*THE DATA:*
────

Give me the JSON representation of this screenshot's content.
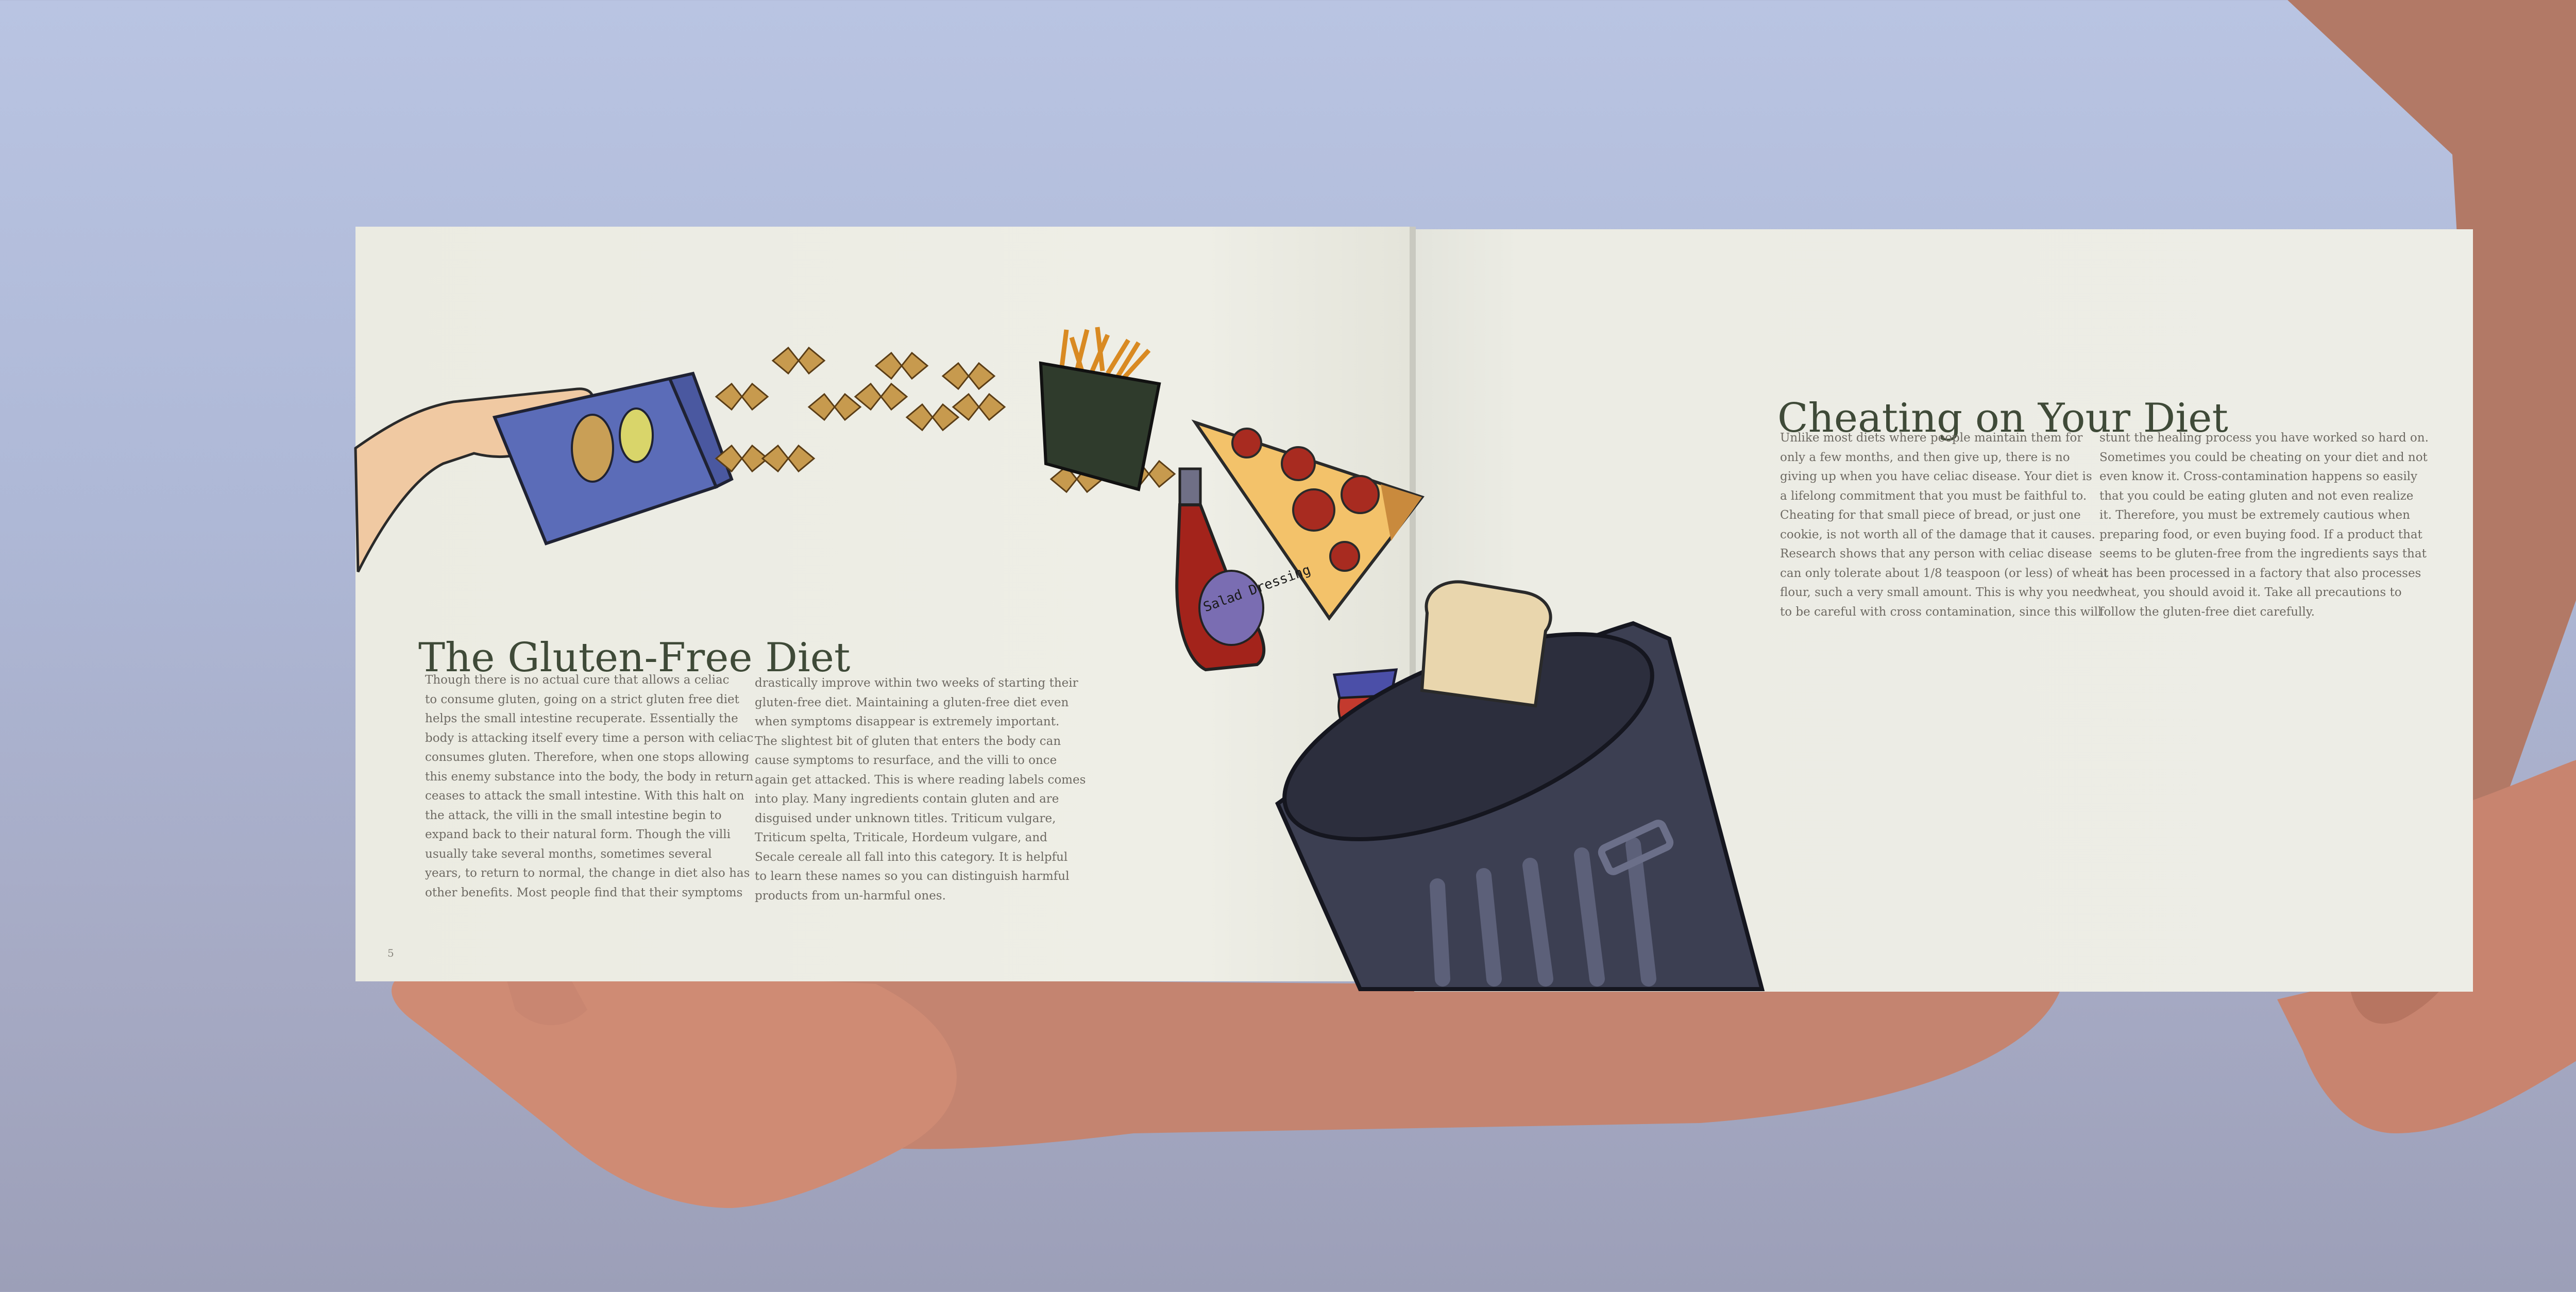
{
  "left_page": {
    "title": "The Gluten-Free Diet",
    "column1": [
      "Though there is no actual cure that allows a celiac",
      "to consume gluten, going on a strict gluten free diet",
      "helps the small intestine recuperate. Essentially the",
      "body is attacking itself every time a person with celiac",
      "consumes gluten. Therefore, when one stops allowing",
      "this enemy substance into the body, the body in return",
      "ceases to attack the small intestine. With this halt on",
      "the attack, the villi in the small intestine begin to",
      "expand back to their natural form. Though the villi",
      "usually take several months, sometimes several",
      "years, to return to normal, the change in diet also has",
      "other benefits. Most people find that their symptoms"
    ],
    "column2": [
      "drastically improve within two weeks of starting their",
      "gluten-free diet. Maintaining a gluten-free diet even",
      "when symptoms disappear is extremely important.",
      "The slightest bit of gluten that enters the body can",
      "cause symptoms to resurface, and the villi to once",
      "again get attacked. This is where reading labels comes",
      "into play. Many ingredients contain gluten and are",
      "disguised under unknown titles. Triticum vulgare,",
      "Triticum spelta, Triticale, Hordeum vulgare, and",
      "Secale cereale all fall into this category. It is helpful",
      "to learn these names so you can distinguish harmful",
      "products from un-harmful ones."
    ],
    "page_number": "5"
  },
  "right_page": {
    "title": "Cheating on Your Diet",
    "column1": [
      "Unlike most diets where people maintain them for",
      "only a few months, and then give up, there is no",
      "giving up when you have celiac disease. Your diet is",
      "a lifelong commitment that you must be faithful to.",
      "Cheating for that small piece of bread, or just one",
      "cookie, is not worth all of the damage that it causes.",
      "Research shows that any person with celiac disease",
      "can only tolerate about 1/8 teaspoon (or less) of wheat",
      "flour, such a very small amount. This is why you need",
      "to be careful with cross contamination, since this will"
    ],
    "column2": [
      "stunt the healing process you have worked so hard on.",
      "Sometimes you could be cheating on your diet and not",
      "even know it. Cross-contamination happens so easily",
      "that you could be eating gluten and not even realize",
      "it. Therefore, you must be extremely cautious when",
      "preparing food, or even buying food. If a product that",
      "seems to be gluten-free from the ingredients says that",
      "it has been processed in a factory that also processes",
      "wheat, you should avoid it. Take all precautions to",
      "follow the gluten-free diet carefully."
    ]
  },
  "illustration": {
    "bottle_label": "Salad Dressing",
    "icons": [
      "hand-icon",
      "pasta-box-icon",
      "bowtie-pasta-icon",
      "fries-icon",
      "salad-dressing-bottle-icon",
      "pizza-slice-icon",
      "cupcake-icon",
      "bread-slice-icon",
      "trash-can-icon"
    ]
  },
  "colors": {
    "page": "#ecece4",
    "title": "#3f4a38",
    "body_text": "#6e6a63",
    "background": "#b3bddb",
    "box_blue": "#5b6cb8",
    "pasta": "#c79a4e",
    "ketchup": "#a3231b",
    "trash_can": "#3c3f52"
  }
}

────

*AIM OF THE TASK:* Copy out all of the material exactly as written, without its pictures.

*EXPECTED OUTPUT:*
Give me the JSON representation of this screenshot's content.
{
  "left_page": {
    "title": "The Gluten-Free Diet",
    "column1": [
      "Though there is no actual cure that allows a celiac",
      "to consume gluten, going on a strict gluten free diet",
      "helps the small intestine recuperate. Essentially the",
      "body is attacking itself every time a person with celiac",
      "consumes gluten. Therefore, when one stops allowing",
      "this enemy substance into the body, the body in return",
      "ceases to attack the small intestine. With this halt on",
      "the attack, the villi in the small intestine begin to",
      "expand back to their natural form. Though the villi",
      "usually take several months, sometimes several",
      "years, to return to normal, the change in diet also has",
      "other benefits. Most people find that their symptoms"
    ],
    "column2": [
      "drastically improve within two weeks of starting their",
      "gluten-free diet. Maintaining a gluten-free diet even",
      "when symptoms disappear is extremely important.",
      "The slightest bit of gluten that enters the body can",
      "cause symptoms to resurface, and the villi to once",
      "again get attacked. This is where reading labels comes",
      "into play. Many ingredients contain gluten and are",
      "disguised under unknown titles. Triticum vulgare,",
      "Triticum spelta, Triticale, Hordeum vulgare, and",
      "Secale cereale all fall into this category. It is helpful",
      "to learn these names so you can distinguish harmful",
      "products from un-harmful ones."
    ],
    "page_number": "5"
  },
  "right_page": {
    "title": "Cheating on Your Diet",
    "column1": [
      "Unlike most diets where people maintain them for",
      "only a few months, and then give up, there is no",
      "giving up when you have celiac disease. Your diet is",
      "a lifelong commitment that you must be faithful to.",
      "Cheating for that small piece of bread, or just one",
      "cookie, is not worth all of the damage that it causes.",
      "Research shows that any person with celiac disease",
      "can only tolerate about 1/8 teaspoon (or less) of wheat",
      "flour, such a very small amount. This is why you need",
      "to be careful with cross contamination, since this will"
    ],
    "column2": [
      "stunt the healing process you have worked so hard on.",
      "Sometimes you could be cheating on your diet and not",
      "even know it. Cross-contamination happens so easily",
      "that you could be eating gluten and not even realize",
      "it. Therefore, you must be extremely cautious when",
      "preparing food, or even buying food. If a product that",
      "seems to be gluten-free from the ingredients says that",
      "it has been processed in a factory that also processes",
      "wheat, you should avoid it. Take all precautions to",
      "follow the gluten-free diet carefully."
    ]
  },
  "illustration": {
    "bottle_label": "Salad Dressing",
    "icons": [
      "hand-icon",
      "pasta-box-icon",
      "bowtie-pasta-icon",
      "fries-icon",
      "salad-dressing-bottle-icon",
      "pizza-slice-icon",
      "cupcake-icon",
      "bread-slice-icon",
      "trash-can-icon"
    ]
  },
  "colors": {
    "page": "#ecece4",
    "title": "#3f4a38",
    "body_text": "#6e6a63",
    "background": "#b3bddb",
    "box_blue": "#5b6cb8",
    "pasta": "#c79a4e",
    "ketchup": "#a3231b",
    "trash_can": "#3c3f52"
  }
}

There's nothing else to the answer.